Created as part of her PhD project at the local School of Design HfG Offenbach – a research into the intuitive parts of the design process- Anika Frye’s improvisation machine produces variation instead of repetition. Deliberately built with quite common and familiar furniture elements, such as brass fittings, multiplex and steel tubes, its produce is also as low-tech as its looks.Instead of a fixed mold that produces the same object every time, a variation of molds can be used.

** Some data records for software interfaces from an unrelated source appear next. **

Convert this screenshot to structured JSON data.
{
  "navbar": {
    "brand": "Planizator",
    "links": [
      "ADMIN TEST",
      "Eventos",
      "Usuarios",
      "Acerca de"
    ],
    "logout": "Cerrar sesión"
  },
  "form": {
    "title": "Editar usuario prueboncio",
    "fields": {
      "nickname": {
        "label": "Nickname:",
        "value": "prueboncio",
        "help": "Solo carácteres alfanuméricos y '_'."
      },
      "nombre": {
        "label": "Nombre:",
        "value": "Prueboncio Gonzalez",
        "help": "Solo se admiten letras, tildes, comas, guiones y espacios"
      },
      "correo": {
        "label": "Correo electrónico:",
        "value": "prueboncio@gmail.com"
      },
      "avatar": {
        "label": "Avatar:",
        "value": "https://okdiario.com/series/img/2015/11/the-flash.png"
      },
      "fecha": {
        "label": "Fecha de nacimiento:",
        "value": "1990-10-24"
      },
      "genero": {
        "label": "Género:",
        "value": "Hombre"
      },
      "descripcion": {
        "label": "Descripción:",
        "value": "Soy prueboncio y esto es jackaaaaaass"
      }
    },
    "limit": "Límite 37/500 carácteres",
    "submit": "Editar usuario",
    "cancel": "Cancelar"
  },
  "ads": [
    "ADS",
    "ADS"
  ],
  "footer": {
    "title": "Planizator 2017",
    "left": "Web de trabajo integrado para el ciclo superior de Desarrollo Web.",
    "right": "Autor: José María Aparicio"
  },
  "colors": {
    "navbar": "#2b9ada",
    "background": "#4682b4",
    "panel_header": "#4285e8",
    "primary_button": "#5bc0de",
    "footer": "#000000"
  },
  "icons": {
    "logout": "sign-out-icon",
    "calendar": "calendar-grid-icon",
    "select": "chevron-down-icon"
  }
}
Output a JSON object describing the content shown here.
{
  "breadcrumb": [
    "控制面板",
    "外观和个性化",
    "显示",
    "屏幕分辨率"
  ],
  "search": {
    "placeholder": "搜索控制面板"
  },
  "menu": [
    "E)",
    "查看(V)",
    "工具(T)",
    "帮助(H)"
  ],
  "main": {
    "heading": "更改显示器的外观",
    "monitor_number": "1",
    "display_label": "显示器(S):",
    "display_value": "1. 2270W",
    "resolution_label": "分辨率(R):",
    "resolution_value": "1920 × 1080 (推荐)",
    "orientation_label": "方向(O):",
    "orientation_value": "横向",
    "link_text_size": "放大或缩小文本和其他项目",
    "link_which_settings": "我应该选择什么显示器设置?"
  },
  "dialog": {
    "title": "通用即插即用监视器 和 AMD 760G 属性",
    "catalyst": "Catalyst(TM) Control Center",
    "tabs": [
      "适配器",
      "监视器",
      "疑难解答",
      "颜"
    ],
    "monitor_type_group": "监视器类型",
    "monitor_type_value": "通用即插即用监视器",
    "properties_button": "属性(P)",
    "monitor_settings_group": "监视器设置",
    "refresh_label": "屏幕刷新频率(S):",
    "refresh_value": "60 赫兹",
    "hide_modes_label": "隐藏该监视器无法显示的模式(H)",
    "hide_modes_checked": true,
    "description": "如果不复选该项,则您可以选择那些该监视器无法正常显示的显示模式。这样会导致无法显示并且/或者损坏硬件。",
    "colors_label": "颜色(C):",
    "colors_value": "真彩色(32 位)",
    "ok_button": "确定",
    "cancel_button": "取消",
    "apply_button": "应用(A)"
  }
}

The first series of rotational molded pieces that resulted – vases, containers and bowls – are all different and unique, while all objects still remain related to each other because of their form. Exploring the border between sameness and difference, all molds are made from simple geometric patterns and based on the same octagonal grid. The basic material used is a special plaster that hardens within short time, resembling a ceramics, to which wooden parts and other materials can be added at will. A first model of the machine –which was also shown at the Adhocracy exhibition during last year’s Istanbul Design Biennial, Tom Dixon’s MOST during the Milan Design Week, and at The New Museum, NY, and most recently in the New Nomadic Furniture exhibition at MAK Vienna – was improvised with Fischertechnik parts. “Also because I wanted the machine to be more than just a tool, “ says Freye, “At first, I also wanted to make it machine improvise, but I soon figured out that the improvisation can not be done by a machine. It actually happens when the machine is being built or when I produce objects with the machine: the user still is the one who improvises”. mb)